Three things employers must know before terminating a probationary employee
Article co-written & researched by Tyler Anthony
Probationary periods are a great opportunity for companies to assess the suitability a new employee has for the position they were hired for. If you discover an employee is not suitable for their role you have the ability to terminate the employment before their probationary period ends.
To avoid confusion on your duties as an employer, should this situation occur, we’ve outlined three things you need to be aware of when terminating a probationary employee, plus details on probationary period lengths and what employee entitlements are upon termination.
Three requirements for terminating a probationary employee
When terminating a probationary employee, the employer must show that:
- They gave the employee a reasonable opportunity to demonstrate their suitability for the job;
- They decided that the employee was not suitable; and
- Their decision was based on an honest and fair assessment of the employee’s suitability, by considering character judgement, compatibility, reliability and future with the company, in addition to job skills and performance.
It’s also important to note that employers are not required to establish just cause if they determine an employee was unsuitable for the position.
What are probationary employees entitled to?
Upon termination, probationary employees are not entitled notice or pay in lieu of notice if their employment lasted less than 90 days.
How long can probationary periods be?
While there is no legal limit to how long a probationary period can be, the maximum length of probation until an employee is entitled to reasonable notice or termination pay is 90 days. Employers have the ability to set the length of the probationary period in their employment contracts.

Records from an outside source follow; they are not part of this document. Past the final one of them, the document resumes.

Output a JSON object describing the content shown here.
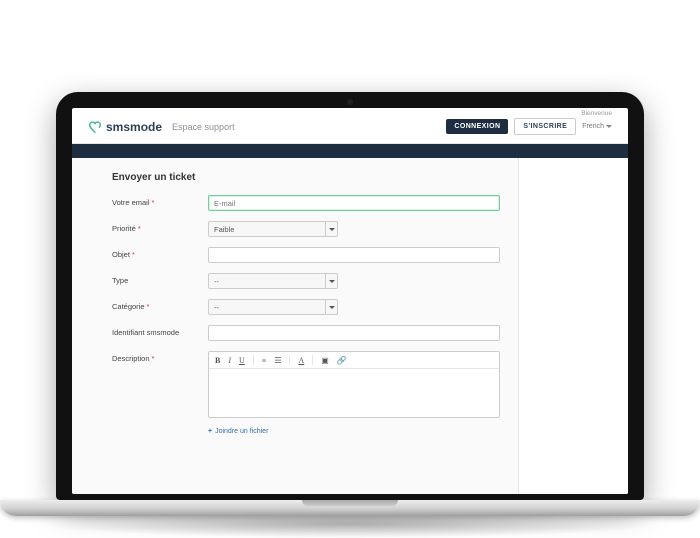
{
  "header": {
    "brand_name": "smsmode",
    "brand_sub": "Espace support",
    "welcome": "Bienvenue",
    "login_btn": "CONNEXION",
    "signup_btn": "S'INSCRIRE",
    "language": "French"
  },
  "form": {
    "title": "Envoyer un ticket",
    "email_label": "Votre email",
    "email_placeholder": "E-mail",
    "priority_label": "Priorité",
    "priority_value": "Faible",
    "subject_label": "Objet",
    "type_label": "Type",
    "type_value": "--",
    "category_label": "Catégorie",
    "category_value": "--",
    "identifier_label": "Identifiant smsmode",
    "description_label": "Description",
    "attach_label": "Joindre un fichier"
  },
  "colors": {
    "brand_green": "#3eb489",
    "brand_navy": "#1e2e40",
    "required": "#cc3344"
  }
}
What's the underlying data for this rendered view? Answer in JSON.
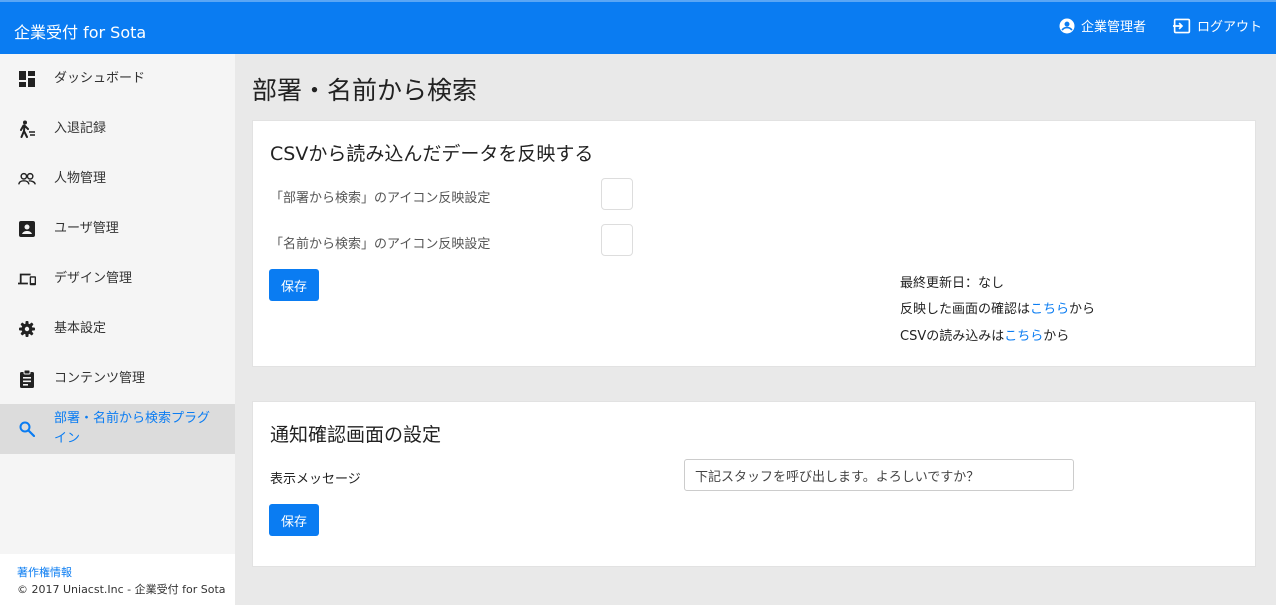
{
  "header": {
    "title": "企業受付 for Sota",
    "user_label": "企業管理者",
    "logout_label": "ログアウト"
  },
  "sidebar": {
    "items": [
      {
        "label": "ダッシュボード",
        "icon": "dashboard-icon"
      },
      {
        "label": "入退記録",
        "icon": "walking-person-icon"
      },
      {
        "label": "人物管理",
        "icon": "people-icon"
      },
      {
        "label": "ユーザ管理",
        "icon": "account-box-icon"
      },
      {
        "label": "デザイン管理",
        "icon": "devices-icon"
      },
      {
        "label": "基本設定",
        "icon": "gear-icon"
      },
      {
        "label": "コンテンツ管理",
        "icon": "clipboard-icon"
      },
      {
        "label": "部署・名前から検索プラグイン",
        "icon": "search-icon",
        "active": true
      }
    ],
    "footer": {
      "copyright_link": "著作権情報",
      "copyright_text": "© 2017 Uniacst.Inc - 企業受付 for Sota"
    }
  },
  "main": {
    "page_title": "部署・名前から検索",
    "csv_card": {
      "title": "CSVから読み込んだデータを反映する",
      "setting_dept_label": "「部署から検索」のアイコン反映設定",
      "setting_name_label": "「名前から検索」のアイコン反映設定",
      "save_label": "保存",
      "last_updated": "最終更新日：なし",
      "confirm_prefix": "反映した画面の確認は",
      "confirm_link": "こちら",
      "confirm_suffix": "から",
      "csv_prefix": "CSVの読み込みは",
      "csv_link": "こちら",
      "csv_suffix": "から"
    },
    "notify_card": {
      "title": "通知確認画面の設定",
      "message_label": "表示メッセージ",
      "message_value": "下記スタッフを呼び出します。よろしいですか？",
      "save_label": "保存"
    }
  },
  "colors": {
    "primary": "#0a7cf2",
    "sidebar_bg": "#f5f5f5",
    "active_bg": "#dcdcdc",
    "page_bg": "#e9e9e9"
  }
}
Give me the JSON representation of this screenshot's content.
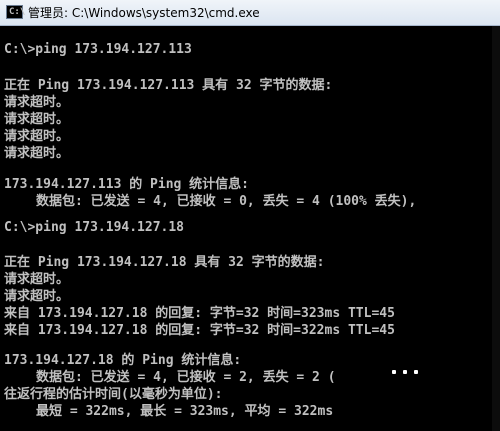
{
  "window": {
    "title": "管理员: C:\\Windows\\system32\\cmd.exe",
    "icon": "cmd-icon"
  },
  "console": {
    "lines": [
      "C:\\>ping 173.194.127.113",
      "正在 Ping 173.194.127.113 具有 32 字节的数据:",
      "请求超时。",
      "请求超时。",
      "请求超时。",
      "请求超时。",
      "173.194.127.113 的 Ping 统计信息:",
      "数据包: 已发送 = 4, 已接收 = 0, 丢失 = 4 (100% 丢失),",
      "C:\\>ping 173.194.127.18",
      "正在 Ping 173.194.127.18 具有 32 字节的数据:",
      "请求超时。",
      "请求超时。",
      "来自 173.194.127.18 的回复: 字节=32 时间=323ms TTL=45",
      "来自 173.194.127.18 的回复: 字节=32 时间=322ms TTL=45",
      "173.194.127.18 的 Ping 统计信息:",
      "数据包: 已发送 = 4, 已接收 = 2, 丢失 = 2 (",
      "往返行程的估计时间(以毫秒为单位):",
      "最短 = 322ms, 最长 = 323ms, 平均 = 322ms"
    ]
  }
}
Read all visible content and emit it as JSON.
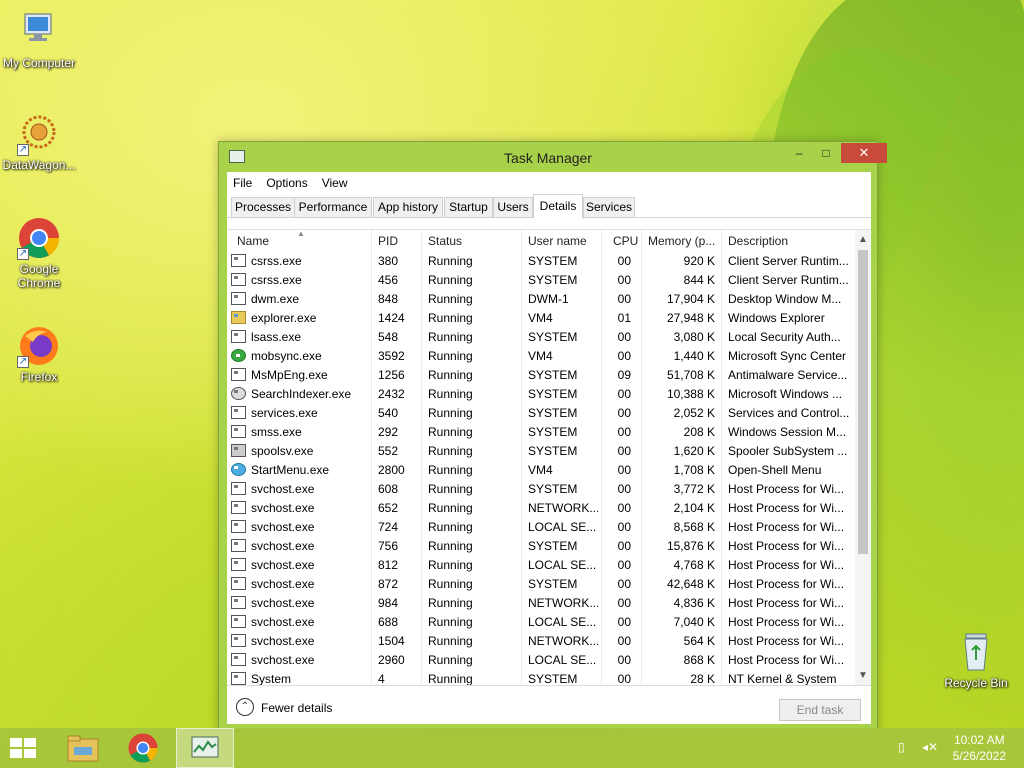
{
  "desktop": {
    "icons": [
      {
        "label": "My Computer"
      },
      {
        "label": "DataWagon..."
      },
      {
        "label": "Google Chrome"
      },
      {
        "label": "Firefox"
      },
      {
        "label": "Recycle Bin"
      }
    ]
  },
  "window": {
    "title": "Task Manager",
    "controls": {
      "minimize": "–",
      "maximize": "□",
      "close": "✕"
    },
    "menu": [
      "File",
      "Options",
      "View"
    ],
    "tabs": [
      "Processes",
      "Performance",
      "App history",
      "Startup",
      "Users",
      "Details",
      "Services"
    ],
    "active_tab": "Details",
    "columns": [
      "Name",
      "PID",
      "Status",
      "User name",
      "CPU",
      "Memory (p...",
      "Description"
    ],
    "rows": [
      {
        "icon": "window",
        "name": "csrss.exe",
        "pid": "380",
        "status": "Running",
        "user": "SYSTEM",
        "cpu": "00",
        "mem": "920 K",
        "desc": "Client Server Runtim..."
      },
      {
        "icon": "window",
        "name": "csrss.exe",
        "pid": "456",
        "status": "Running",
        "user": "SYSTEM",
        "cpu": "00",
        "mem": "844 K",
        "desc": "Client Server Runtim..."
      },
      {
        "icon": "window",
        "name": "dwm.exe",
        "pid": "848",
        "status": "Running",
        "user": "DWM-1",
        "cpu": "00",
        "mem": "17,904 K",
        "desc": "Desktop Window M..."
      },
      {
        "icon": "folder",
        "name": "explorer.exe",
        "pid": "1424",
        "status": "Running",
        "user": "VM4",
        "cpu": "01",
        "mem": "27,948 K",
        "desc": "Windows Explorer"
      },
      {
        "icon": "window",
        "name": "lsass.exe",
        "pid": "548",
        "status": "Running",
        "user": "SYSTEM",
        "cpu": "00",
        "mem": "3,080 K",
        "desc": "Local Security Auth..."
      },
      {
        "icon": "sync",
        "name": "mobsync.exe",
        "pid": "3592",
        "status": "Running",
        "user": "VM4",
        "cpu": "00",
        "mem": "1,440 K",
        "desc": "Microsoft Sync Center"
      },
      {
        "icon": "window",
        "name": "MsMpEng.exe",
        "pid": "1256",
        "status": "Running",
        "user": "SYSTEM",
        "cpu": "09",
        "mem": "51,708 K",
        "desc": "Antimalware Service..."
      },
      {
        "icon": "search",
        "name": "SearchIndexer.exe",
        "pid": "2432",
        "status": "Running",
        "user": "SYSTEM",
        "cpu": "00",
        "mem": "10,388 K",
        "desc": "Microsoft Windows ..."
      },
      {
        "icon": "window",
        "name": "services.exe",
        "pid": "540",
        "status": "Running",
        "user": "SYSTEM",
        "cpu": "00",
        "mem": "2,052 K",
        "desc": "Services and Control..."
      },
      {
        "icon": "window",
        "name": "smss.exe",
        "pid": "292",
        "status": "Running",
        "user": "SYSTEM",
        "cpu": "00",
        "mem": "208 K",
        "desc": "Windows Session M..."
      },
      {
        "icon": "printer",
        "name": "spoolsv.exe",
        "pid": "552",
        "status": "Running",
        "user": "SYSTEM",
        "cpu": "00",
        "mem": "1,620 K",
        "desc": "Spooler SubSystem ..."
      },
      {
        "icon": "shell",
        "name": "StartMenu.exe",
        "pid": "2800",
        "status": "Running",
        "user": "VM4",
        "cpu": "00",
        "mem": "1,708 K",
        "desc": "Open-Shell Menu"
      },
      {
        "icon": "window",
        "name": "svchost.exe",
        "pid": "608",
        "status": "Running",
        "user": "SYSTEM",
        "cpu": "00",
        "mem": "3,772 K",
        "desc": "Host Process for Wi..."
      },
      {
        "icon": "window",
        "name": "svchost.exe",
        "pid": "652",
        "status": "Running",
        "user": "NETWORK...",
        "cpu": "00",
        "mem": "2,104 K",
        "desc": "Host Process for Wi..."
      },
      {
        "icon": "window",
        "name": "svchost.exe",
        "pid": "724",
        "status": "Running",
        "user": "LOCAL SE...",
        "cpu": "00",
        "mem": "8,568 K",
        "desc": "Host Process for Wi..."
      },
      {
        "icon": "window",
        "name": "svchost.exe",
        "pid": "756",
        "status": "Running",
        "user": "SYSTEM",
        "cpu": "00",
        "mem": "15,876 K",
        "desc": "Host Process for Wi..."
      },
      {
        "icon": "window",
        "name": "svchost.exe",
        "pid": "812",
        "status": "Running",
        "user": "LOCAL SE...",
        "cpu": "00",
        "mem": "4,768 K",
        "desc": "Host Process for Wi..."
      },
      {
        "icon": "window",
        "name": "svchost.exe",
        "pid": "872",
        "status": "Running",
        "user": "SYSTEM",
        "cpu": "00",
        "mem": "42,648 K",
        "desc": "Host Process for Wi..."
      },
      {
        "icon": "window",
        "name": "svchost.exe",
        "pid": "984",
        "status": "Running",
        "user": "NETWORK...",
        "cpu": "00",
        "mem": "4,836 K",
        "desc": "Host Process for Wi..."
      },
      {
        "icon": "window",
        "name": "svchost.exe",
        "pid": "688",
        "status": "Running",
        "user": "LOCAL SE...",
        "cpu": "00",
        "mem": "7,040 K",
        "desc": "Host Process for Wi..."
      },
      {
        "icon": "window",
        "name": "svchost.exe",
        "pid": "1504",
        "status": "Running",
        "user": "NETWORK...",
        "cpu": "00",
        "mem": "564 K",
        "desc": "Host Process for Wi..."
      },
      {
        "icon": "window",
        "name": "svchost.exe",
        "pid": "2960",
        "status": "Running",
        "user": "LOCAL SE...",
        "cpu": "00",
        "mem": "868 K",
        "desc": "Host Process for Wi..."
      },
      {
        "icon": "window",
        "name": "System",
        "pid": "4",
        "status": "Running",
        "user": "SYSTEM",
        "cpu": "00",
        "mem": "28 K",
        "desc": "NT Kernel & System"
      }
    ],
    "footer": {
      "fewer_details": "Fewer details",
      "end_task": "End task"
    }
  },
  "taskbar": {
    "clock_time": "10:02 AM",
    "clock_date": "5/26/2022"
  },
  "colors": {
    "accent": "#a8d24a",
    "close": "#c84a3a",
    "taskbar": "#a5c43c"
  }
}
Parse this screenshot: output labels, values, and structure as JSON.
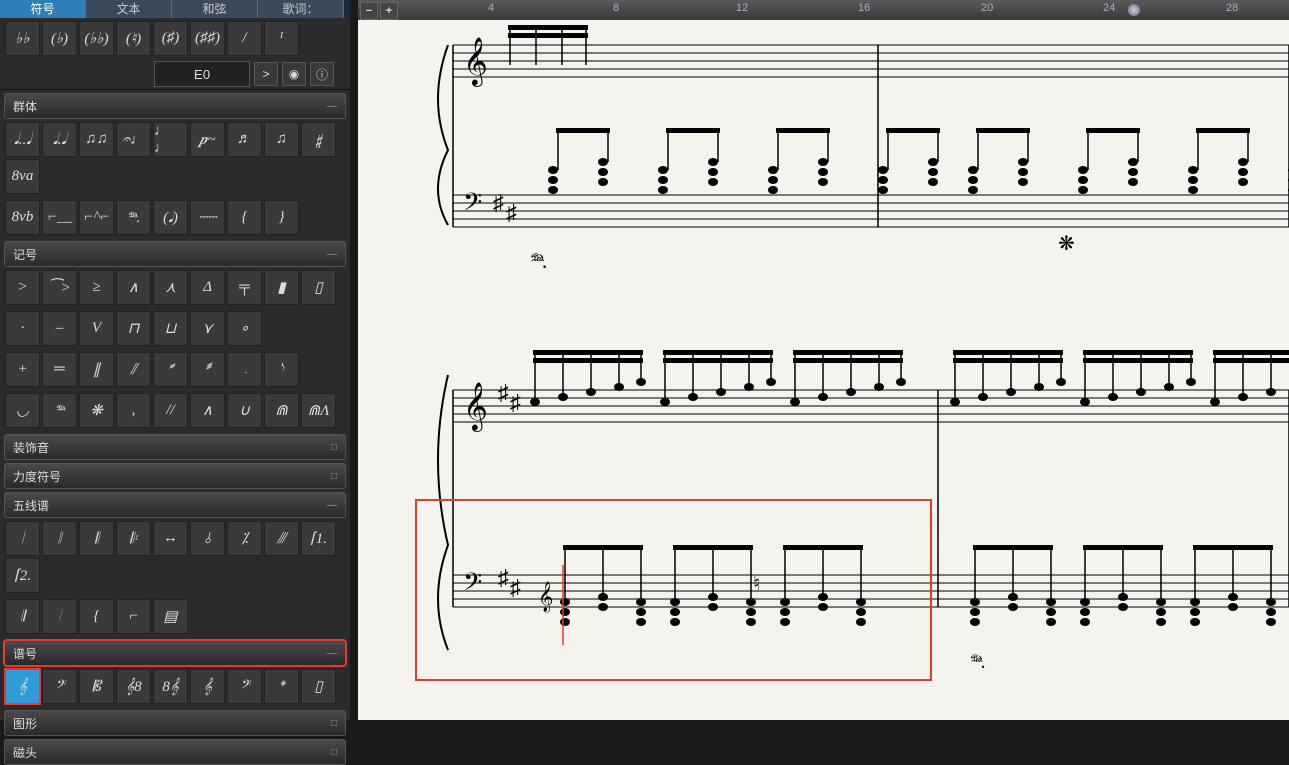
{
  "tabs": [
    {
      "label": "符号",
      "active": true
    },
    {
      "label": "文本",
      "active": false
    },
    {
      "label": "和弦",
      "active": false
    },
    {
      "label": "歌词：",
      "active": false
    }
  ],
  "note_input": {
    "value": "E0"
  },
  "icon_buttons": {
    "accent": ">",
    "midi": "◉",
    "info": "ⓘ"
  },
  "top_clef_row": [
    "♭♭",
    "(♭)",
    "(♭♭)",
    "(♮)",
    "(♯)",
    "(♯♯)",
    "/",
    "ᴵ"
  ],
  "sections": {
    "group": {
      "title": "群体",
      "collapse": "—",
      "rows": [
        [
          "𝅘𝅥..𝅘𝅥",
          "𝅘𝅥.𝅘𝅥",
          "♫♫",
          "𝄐♩",
          "♩ ♩",
          "𝆏~",
          "♬",
          "♫",
          "𝄱",
          "8va"
        ],
        [
          "8vb",
          "⌐__",
          "⌐^⌐",
          "𝆮.",
          "(𝅘𝅥)",
          "┄┄",
          "{",
          "}",
          ""
        ]
      ]
    },
    "marks": {
      "title": "记号",
      "collapse": "—",
      "rows": [
        [
          ">",
          "⁀>",
          "≥",
          "∧",
          "⋏",
          "Δ",
          "╤",
          "▮",
          "▯"
        ],
        [
          "·",
          "–",
          "V",
          "⊓",
          "⊔",
          "⋎",
          "∘",
          "",
          ""
        ],
        [
          "+",
          "═",
          "∥",
          "⫽",
          "𝅫",
          "𝅬",
          "𝅭",
          "𝅮",
          ""
        ],
        [
          "◡",
          "𝆮",
          "❋",
          ",",
          "//",
          "∧",
          "∪",
          "⋒",
          "⋒Λ"
        ]
      ]
    },
    "ornament": {
      "title": "装饰音",
      "collapse": "□"
    },
    "dynamics": {
      "title": "力度符号",
      "collapse": "□"
    },
    "staff": {
      "title": "五线谱",
      "collapse": "—",
      "rows": [
        [
          "𝄀",
          "𝄁",
          "𝄃",
          "𝄆",
          "↔",
          "⫰",
          "⁒",
          "⫻",
          "⌈1.",
          "⌈2."
        ],
        [
          "𝄂",
          "𝄄",
          "{",
          "⌐",
          "▤",
          "",
          "",
          "",
          "",
          ""
        ]
      ]
    },
    "clef": {
      "title": "谱号",
      "collapse": "—",
      "highlight": true,
      "rows": [
        [
          "𝄞",
          "𝄢",
          "𝄡",
          "𝄞8",
          "8𝄞",
          "𝄞",
          "𝄢",
          "𝄌",
          "▯"
        ]
      ],
      "selected": 0
    },
    "graphic": {
      "title": "图形",
      "collapse": "□"
    },
    "head": {
      "title": "磁头",
      "collapse": "□"
    }
  },
  "ruler": {
    "numbers": [
      "4",
      "8",
      "12",
      "16",
      "20",
      "24",
      "28"
    ],
    "handle_pos": 24.5
  },
  "score_text": {
    "pedal": "𝆮."
  }
}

If you have any questions about probationary periods or terminating during these periods, we highly recommend consulting with your legal counsel or talking to one of our team members. Get in touch with our legal team today.